** PROBLEM REQUIREMENTS **
Check every line below for the string "name", and copy the lines that contain it.

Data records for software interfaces

== Segment start ==

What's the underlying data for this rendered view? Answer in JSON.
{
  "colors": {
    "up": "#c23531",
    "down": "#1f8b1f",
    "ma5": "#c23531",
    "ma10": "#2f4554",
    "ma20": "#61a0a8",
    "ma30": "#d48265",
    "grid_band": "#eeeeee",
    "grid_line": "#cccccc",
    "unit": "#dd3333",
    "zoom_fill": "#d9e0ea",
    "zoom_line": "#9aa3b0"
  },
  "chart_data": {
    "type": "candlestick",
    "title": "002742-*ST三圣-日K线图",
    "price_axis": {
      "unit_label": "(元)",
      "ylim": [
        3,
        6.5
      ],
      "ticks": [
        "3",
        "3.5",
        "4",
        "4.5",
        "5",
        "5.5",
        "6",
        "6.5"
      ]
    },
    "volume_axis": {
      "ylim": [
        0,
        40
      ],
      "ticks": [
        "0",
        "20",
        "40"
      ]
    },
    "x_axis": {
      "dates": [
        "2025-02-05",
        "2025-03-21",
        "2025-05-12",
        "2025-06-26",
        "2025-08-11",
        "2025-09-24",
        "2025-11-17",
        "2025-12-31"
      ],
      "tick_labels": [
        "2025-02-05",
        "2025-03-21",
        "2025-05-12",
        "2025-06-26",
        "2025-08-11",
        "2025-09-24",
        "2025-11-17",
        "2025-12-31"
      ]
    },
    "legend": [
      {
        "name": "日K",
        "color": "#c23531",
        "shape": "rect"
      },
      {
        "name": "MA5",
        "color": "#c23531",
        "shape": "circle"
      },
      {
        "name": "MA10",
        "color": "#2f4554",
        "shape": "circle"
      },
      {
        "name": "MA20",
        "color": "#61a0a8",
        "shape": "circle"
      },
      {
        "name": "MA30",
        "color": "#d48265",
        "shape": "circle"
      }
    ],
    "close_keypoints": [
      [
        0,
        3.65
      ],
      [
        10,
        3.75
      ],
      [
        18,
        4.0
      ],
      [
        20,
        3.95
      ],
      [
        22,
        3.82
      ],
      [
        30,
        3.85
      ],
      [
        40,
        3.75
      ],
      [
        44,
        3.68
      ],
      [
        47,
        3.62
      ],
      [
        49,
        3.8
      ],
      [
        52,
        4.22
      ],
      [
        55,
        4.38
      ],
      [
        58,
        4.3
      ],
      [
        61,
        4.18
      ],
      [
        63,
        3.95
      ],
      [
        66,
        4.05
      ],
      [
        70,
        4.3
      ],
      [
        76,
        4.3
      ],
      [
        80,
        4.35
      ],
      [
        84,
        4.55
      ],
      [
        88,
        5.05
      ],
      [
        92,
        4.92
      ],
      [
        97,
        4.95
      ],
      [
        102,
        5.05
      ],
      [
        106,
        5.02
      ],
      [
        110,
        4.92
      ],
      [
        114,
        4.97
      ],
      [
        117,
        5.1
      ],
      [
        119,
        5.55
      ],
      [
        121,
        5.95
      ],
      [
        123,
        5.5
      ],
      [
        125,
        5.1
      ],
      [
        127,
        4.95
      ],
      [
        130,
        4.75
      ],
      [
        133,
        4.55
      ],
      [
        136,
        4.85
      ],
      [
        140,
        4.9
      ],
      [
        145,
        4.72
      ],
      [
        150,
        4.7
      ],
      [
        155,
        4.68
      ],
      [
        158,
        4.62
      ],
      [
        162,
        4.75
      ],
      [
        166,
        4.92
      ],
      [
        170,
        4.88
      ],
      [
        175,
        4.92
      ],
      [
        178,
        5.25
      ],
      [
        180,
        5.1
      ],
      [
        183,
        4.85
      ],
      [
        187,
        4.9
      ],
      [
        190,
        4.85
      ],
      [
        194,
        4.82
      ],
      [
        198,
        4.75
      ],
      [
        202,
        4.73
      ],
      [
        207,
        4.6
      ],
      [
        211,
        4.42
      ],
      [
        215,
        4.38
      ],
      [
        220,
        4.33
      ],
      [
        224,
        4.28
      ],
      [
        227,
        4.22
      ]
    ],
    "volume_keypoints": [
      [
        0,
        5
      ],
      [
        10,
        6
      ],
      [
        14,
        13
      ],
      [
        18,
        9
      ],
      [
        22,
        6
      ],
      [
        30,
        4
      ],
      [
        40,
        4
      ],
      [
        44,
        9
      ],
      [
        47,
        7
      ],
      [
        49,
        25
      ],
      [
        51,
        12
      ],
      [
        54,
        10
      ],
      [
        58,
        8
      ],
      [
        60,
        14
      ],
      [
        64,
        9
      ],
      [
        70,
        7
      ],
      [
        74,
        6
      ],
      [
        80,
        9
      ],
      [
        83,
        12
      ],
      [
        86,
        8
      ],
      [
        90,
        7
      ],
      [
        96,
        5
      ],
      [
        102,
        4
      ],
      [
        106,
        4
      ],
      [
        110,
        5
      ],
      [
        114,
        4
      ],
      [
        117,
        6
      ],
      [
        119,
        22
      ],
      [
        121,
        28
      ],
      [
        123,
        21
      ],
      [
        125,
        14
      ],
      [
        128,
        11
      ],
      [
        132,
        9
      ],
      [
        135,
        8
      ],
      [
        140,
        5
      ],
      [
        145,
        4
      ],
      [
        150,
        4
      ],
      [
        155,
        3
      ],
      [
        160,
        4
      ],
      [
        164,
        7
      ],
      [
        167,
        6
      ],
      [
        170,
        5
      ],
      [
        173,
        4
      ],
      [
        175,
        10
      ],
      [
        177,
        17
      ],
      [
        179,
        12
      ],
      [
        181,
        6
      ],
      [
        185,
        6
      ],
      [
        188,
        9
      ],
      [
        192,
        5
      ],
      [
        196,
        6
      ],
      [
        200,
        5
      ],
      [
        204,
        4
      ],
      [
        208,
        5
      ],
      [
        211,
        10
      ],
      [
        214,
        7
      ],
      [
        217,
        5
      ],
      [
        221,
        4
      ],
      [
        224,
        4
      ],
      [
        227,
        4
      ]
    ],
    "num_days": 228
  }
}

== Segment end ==

** WRITTEN ANSWER **
        "name": "日K",
        "name": "MA5",
        "name": "MA10",
        "name": "MA20",
        "name": "MA30",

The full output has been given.